When Emily Eekhoff of Des Moines, Iowa entered the third trimester of her pregnancy, she began using the Count the Kicks app. The app, which is a non-profit based in Des Moines, encourages expecting mothers to track their baby's movement patterns and get in touch with their medical providers if they notice a significant change.
Eekhoff was 33 weeks pregnant when she sensed something was off because her baby's movements had slowed. "We were a little scared that things weren't right," she recalls. Eekhoff and her husband went to the hospital, where doctors discovered that the baby's umbilical cord had become wrapped around her neck three times.
Doctors performed an emergency C-section and delivered Eekhoff's baby, Ruby. After 20 days in the NICU, Ruby is now at home with her parents.

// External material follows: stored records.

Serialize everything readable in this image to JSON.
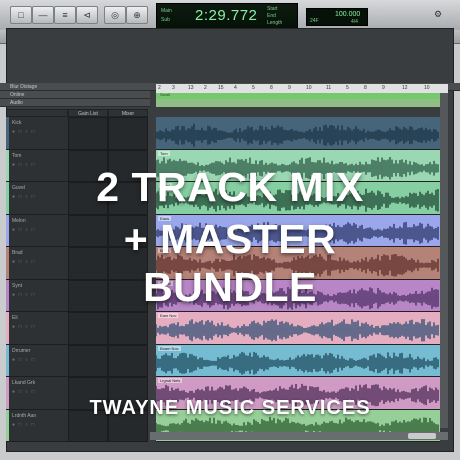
{
  "toolbar": {
    "buttons": [
      "□",
      "—",
      "≡",
      "⊲",
      "◎",
      "⊕",
      "▣",
      "⊘"
    ],
    "counter": {
      "main": "2:29.772",
      "left_labels": [
        "Main",
        "Sub"
      ],
      "right_labels": [
        "Start",
        "End",
        "Length"
      ]
    },
    "tempo": {
      "value": "100.000",
      "meter": "24F",
      "label": "4/4"
    }
  },
  "subbar": {
    "buttons": [
      "⇆",
      "B",
      "B",
      "0",
      "13"
    ]
  },
  "headers": {
    "blur": "Blur Distage",
    "online": "Online",
    "audio": "Audio"
  },
  "ruler": {
    "ticks": [
      "2",
      "3",
      "13",
      "2",
      "15",
      "4",
      "5",
      "8",
      "9",
      "10",
      "11",
      "5",
      "8",
      "9",
      "12",
      "10"
    ]
  },
  "markers": {
    "label": "Scroll"
  },
  "columns": {
    "gain": "Gain List",
    "mixer": "Mixer"
  },
  "tracks": [
    {
      "name": "Kick",
      "lane_label": "",
      "color": "#47657a",
      "wave": "#1c3348"
    },
    {
      "name": "Tom",
      "lane_label": "Tom",
      "color": "#9ad7b3",
      "wave": "#2c5a45"
    },
    {
      "name": "Guvel",
      "lane_label": "Gund",
      "color": "#86cfa3",
      "wave": "#1f4734"
    },
    {
      "name": "Melon",
      "lane_label": "Eaus",
      "color": "#9aa7ea",
      "wave": "#2b3568"
    },
    {
      "name": "Brad",
      "lane_label": "Bwel",
      "color": "#b58278",
      "wave": "#5b2f2a"
    },
    {
      "name": "Synt",
      "lane_label": "Tinnal",
      "color": "#b886c6",
      "wave": "#4b2f63"
    },
    {
      "name": "Eli",
      "lane_label": "Eam Noc",
      "color": "#e5aec0",
      "wave": "#2f4d74"
    },
    {
      "name": "Drrumer",
      "lane_label": "Boam Noc",
      "color": "#75bcd2",
      "wave": "#1f4a5c"
    },
    {
      "name": "Lkand Grk",
      "lane_label": "Lrgnal Nels",
      "color": "#cf9ac4",
      "wave": "#4b2a55"
    },
    {
      "name": "Lrdnth Aan",
      "lane_label": "",
      "color": "#96cf98",
      "wave": "#2b5a30"
    }
  ],
  "overlay": {
    "title_lines": [
      "2 TRACK MIX",
      "+ MASTER",
      "BUNDLE"
    ],
    "footer": "TWAYNE MUSIC SERVICES"
  }
}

"We are really thankful that we [went to the hospital]," Eekhoff says.
According to Count the Kicks Executive Director Emily Price, the cause of a baby's reduced movements isn't all that different from an adult's. "When we don't feel well, we move less. And we want to stay on the couch or bed. It's the same thing for babies. When they don't feel well, they move less," Price explains.

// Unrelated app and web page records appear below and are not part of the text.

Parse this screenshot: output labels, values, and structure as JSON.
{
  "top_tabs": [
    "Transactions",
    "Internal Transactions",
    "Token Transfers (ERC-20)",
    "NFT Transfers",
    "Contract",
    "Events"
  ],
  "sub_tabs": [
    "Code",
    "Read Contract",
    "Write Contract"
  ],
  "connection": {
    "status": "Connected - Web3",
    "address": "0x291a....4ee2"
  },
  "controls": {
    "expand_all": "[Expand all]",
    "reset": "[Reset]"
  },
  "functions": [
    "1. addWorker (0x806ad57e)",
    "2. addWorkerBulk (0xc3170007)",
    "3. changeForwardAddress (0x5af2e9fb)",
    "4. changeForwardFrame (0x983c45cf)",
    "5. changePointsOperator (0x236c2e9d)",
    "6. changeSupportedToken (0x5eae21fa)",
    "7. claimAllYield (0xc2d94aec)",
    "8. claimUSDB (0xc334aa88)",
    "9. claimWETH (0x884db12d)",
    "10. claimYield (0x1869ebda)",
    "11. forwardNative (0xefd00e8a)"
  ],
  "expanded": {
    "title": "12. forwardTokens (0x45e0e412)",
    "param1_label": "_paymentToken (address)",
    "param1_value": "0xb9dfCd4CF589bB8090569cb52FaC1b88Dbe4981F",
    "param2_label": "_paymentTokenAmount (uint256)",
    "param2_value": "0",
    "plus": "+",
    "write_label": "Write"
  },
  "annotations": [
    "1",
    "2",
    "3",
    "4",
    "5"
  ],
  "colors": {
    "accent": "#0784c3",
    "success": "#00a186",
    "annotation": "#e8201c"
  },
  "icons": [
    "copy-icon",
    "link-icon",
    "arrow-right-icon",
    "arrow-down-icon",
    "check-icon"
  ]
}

Count the Kicks isn't the only app that allows expectant moms to clock their baby's every movement. These apps undoubtedly serve an important purpose and, in Eekhoff's case, she believes it saved her little girl's life.
But some pregnant women feel it's detrimental to their mental state to track every single movement their baby makes.

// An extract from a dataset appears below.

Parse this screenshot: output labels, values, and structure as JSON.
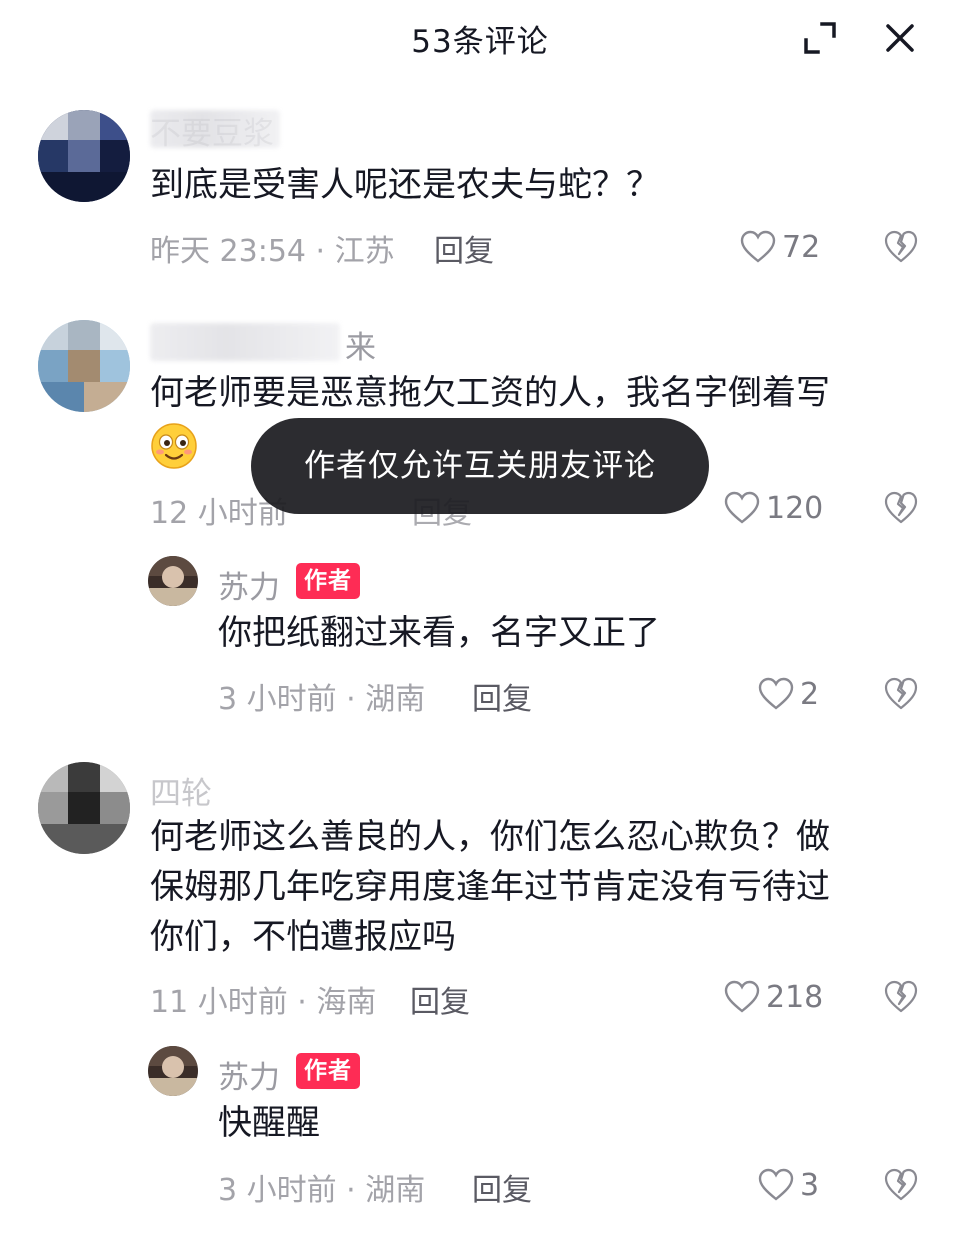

Knowledge is power, and being aware of the existence of these apps and the purpose they serve can only be beneficial. However, there's no "right" or "wrong" decision when it comes to using apps like Count the Kicks. It's really up to each individual woman to decide what's healthiest for her and her baby.